The war with Iran has already been raging for many months. So far, Western powers have largely confined themselves to covert operations designed to thwart Tehran’s nuclear aspirations. However, the bombing of a bus carrying Israeli tourists in Bulgaria on Wednesday marks a dramatic escalation in hostilities.
In the past, western intelligence agencies have assassinated and kidnapped Iranian nuclear scientists, at one stage picking off a different target every few months. Not only did this hinder Iran’s quest for nuclear weapons, but it was also deeply embarrassing to the regime because of the sophistication with which attacks were being conducted right under its nose.
Further embarrassment occurred in late 2010 when Iranian nuclear computers were infected with the powerful Stuxnet virus. Ahmadinejad later conceded that the virus had caused problems with centrifuge control systems at its Natanz facility.
These covert operations are part of a broader approach officials hoped would hinder Iran’s quest for nuclear weapons, alongside diplomatic measures including sanctions and increased international pressure. The problem, of course, is that such a policy can only ever hope to decelerate Iranian progress without actually stopping it.
Indeed, just last week MI6 offered the bald assessment that Iran is only about eighteen months away from acquiring nuclear weapons. This is why talk of military action persists. The Israelis have the most pressing concerns after Ahmadinejad has repeatedly threatened to ‘annihilate’ the Jewish state, but officials in Whitehall and Washington have cause for concern too.

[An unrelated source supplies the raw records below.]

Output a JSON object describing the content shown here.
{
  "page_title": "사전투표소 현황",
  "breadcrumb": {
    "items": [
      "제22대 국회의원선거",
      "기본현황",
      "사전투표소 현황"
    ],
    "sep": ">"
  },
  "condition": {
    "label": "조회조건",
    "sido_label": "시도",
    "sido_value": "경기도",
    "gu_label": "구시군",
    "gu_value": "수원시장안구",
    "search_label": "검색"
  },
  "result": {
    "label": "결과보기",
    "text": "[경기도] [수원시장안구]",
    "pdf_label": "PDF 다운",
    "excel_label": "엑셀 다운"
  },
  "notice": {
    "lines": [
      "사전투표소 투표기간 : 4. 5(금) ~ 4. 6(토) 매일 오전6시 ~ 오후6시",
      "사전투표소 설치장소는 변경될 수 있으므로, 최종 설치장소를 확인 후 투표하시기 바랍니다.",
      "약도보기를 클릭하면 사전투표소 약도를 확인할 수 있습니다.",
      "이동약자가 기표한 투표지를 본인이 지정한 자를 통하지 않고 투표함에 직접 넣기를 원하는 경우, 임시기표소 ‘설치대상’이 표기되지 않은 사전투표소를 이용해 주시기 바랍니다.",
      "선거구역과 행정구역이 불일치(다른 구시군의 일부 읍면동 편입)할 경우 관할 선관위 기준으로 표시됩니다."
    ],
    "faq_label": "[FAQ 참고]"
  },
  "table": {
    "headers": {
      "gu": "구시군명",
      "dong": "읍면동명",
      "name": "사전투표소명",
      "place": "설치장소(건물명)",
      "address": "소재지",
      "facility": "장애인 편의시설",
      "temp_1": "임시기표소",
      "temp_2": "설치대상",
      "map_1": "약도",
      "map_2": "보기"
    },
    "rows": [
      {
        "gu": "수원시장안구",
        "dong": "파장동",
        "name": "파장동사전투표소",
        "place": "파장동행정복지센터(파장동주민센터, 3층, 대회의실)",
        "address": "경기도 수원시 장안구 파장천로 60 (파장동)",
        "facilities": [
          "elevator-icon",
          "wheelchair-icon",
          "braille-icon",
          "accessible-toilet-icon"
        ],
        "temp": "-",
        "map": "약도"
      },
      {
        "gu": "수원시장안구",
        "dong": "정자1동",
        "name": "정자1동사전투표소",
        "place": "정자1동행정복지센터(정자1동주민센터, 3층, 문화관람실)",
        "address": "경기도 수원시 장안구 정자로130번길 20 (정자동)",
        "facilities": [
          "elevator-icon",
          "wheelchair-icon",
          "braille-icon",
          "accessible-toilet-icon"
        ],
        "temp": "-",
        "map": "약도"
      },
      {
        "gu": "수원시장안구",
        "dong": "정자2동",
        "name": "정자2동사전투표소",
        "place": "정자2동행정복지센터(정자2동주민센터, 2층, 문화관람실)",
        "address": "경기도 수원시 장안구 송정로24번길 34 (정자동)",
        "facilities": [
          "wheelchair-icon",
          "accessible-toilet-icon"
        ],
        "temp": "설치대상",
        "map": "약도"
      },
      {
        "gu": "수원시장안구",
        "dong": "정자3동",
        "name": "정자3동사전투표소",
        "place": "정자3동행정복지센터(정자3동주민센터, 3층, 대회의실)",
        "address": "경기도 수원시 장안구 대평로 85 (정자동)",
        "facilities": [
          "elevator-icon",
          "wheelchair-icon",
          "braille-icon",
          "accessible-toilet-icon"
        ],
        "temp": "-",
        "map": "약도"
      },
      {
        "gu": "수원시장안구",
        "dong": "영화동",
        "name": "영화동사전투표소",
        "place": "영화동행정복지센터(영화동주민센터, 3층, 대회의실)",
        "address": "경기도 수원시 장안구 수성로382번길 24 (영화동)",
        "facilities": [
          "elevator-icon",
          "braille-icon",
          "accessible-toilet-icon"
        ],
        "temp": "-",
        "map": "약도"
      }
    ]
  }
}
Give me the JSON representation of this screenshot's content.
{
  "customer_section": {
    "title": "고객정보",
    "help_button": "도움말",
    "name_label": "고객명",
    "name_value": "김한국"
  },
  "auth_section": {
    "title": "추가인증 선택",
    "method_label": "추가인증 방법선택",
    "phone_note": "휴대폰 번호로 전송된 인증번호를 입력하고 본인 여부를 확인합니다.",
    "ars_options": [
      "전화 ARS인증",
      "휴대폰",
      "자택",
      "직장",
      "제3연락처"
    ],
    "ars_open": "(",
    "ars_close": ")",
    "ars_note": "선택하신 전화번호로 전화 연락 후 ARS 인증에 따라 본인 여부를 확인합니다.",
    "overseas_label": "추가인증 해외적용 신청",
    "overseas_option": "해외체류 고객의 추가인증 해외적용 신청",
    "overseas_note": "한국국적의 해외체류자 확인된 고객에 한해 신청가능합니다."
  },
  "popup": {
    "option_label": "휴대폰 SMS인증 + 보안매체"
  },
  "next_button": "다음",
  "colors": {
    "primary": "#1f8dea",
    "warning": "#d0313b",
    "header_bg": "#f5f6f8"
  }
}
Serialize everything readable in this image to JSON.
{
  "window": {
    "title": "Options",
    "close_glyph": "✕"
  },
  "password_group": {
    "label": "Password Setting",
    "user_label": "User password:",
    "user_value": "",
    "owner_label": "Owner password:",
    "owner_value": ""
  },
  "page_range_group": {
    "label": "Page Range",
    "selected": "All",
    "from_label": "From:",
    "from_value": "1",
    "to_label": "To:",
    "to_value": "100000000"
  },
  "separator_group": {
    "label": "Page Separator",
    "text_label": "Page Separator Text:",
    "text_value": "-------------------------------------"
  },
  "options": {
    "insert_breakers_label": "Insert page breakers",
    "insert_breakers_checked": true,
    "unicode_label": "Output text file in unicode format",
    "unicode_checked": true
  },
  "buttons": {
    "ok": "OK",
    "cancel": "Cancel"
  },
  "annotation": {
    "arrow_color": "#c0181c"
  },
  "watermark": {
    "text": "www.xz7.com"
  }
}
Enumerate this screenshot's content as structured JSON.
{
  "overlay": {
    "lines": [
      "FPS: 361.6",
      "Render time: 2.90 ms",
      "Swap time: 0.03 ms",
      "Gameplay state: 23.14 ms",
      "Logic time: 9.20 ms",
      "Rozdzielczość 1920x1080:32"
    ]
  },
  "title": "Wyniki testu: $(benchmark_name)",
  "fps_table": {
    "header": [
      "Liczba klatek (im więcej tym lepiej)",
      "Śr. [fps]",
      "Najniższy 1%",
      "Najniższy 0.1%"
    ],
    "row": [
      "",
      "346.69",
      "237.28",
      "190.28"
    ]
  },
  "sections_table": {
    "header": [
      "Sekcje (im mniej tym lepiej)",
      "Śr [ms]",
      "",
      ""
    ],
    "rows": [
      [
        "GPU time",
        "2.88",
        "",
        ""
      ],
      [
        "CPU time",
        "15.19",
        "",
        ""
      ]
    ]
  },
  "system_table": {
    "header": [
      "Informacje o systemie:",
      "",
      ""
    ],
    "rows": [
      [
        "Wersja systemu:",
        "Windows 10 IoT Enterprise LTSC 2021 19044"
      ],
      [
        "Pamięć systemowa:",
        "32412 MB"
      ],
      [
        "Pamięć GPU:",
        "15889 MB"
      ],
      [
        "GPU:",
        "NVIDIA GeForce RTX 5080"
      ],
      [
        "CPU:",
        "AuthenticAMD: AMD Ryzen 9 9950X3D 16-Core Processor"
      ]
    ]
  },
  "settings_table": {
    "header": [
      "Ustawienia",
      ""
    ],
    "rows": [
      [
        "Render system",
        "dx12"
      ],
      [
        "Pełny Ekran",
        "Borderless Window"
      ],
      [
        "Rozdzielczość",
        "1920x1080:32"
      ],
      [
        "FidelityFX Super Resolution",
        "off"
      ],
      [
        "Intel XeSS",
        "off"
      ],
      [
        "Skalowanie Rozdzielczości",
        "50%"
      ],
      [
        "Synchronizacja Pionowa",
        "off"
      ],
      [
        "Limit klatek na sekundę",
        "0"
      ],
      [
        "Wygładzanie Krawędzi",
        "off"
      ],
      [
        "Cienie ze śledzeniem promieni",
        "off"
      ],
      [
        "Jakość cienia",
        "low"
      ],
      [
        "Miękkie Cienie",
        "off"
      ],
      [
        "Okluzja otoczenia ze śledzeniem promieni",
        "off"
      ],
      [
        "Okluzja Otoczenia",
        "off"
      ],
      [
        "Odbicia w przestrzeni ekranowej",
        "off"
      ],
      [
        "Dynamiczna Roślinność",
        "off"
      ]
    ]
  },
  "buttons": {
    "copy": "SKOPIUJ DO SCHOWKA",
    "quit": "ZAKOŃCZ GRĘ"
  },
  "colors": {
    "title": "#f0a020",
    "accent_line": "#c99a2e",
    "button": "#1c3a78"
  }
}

Almost all other nuclear powers – including even the highly unstable regimes in Pakistan and North Korea – are essentially status quo powers. That is, their acquisition of a nuclear arsenal serves primarily to boost national pride and acts as the ultimate guarantor of national sovereignty. The Iranian regime is unique. Ruled by a theocracy of robed rogues, the administration regards itself as Allah’s vicegerent on earth and is arrested with millenarian purpose.
If Iran does go nuclear the issue will not end there. It will immediately spark a nuclear arms race in the Gulf, with Saudi Arabia almost certainly wanting one of its own to curb the growth of Shia power. Unlike Iran, they won’t spend years painstakingly building one. Expect the House of Saud to simply call its longtime ally in Pakistan and buy one off the shelf. Considering Islamabad’s proclivity for proliferation, the spectre of an atomically armed Middle East in the near future is a very real one.
The killing of Israeli tourists on Wednesday could now tip the balance. Even by Iranian standards this was unprecedented. Its attempts to target Israeli interests have so far been largely focused on diplomatic and official targets such as ambassadors or embassies. The last time it successfully targeted Israeli civilians was eighteen years ago when a Jewish community centre was bombed in Argentina.
Israel may now finally lose patience with Tehran. Covert operations have inconvenienced the regime but are unable to halt its nuclear programme. Now, with Israeli civilians killed in a terrorist attack and Ahmadinejad growing in confidence, Netanyahu knows he must respond – and respond hard.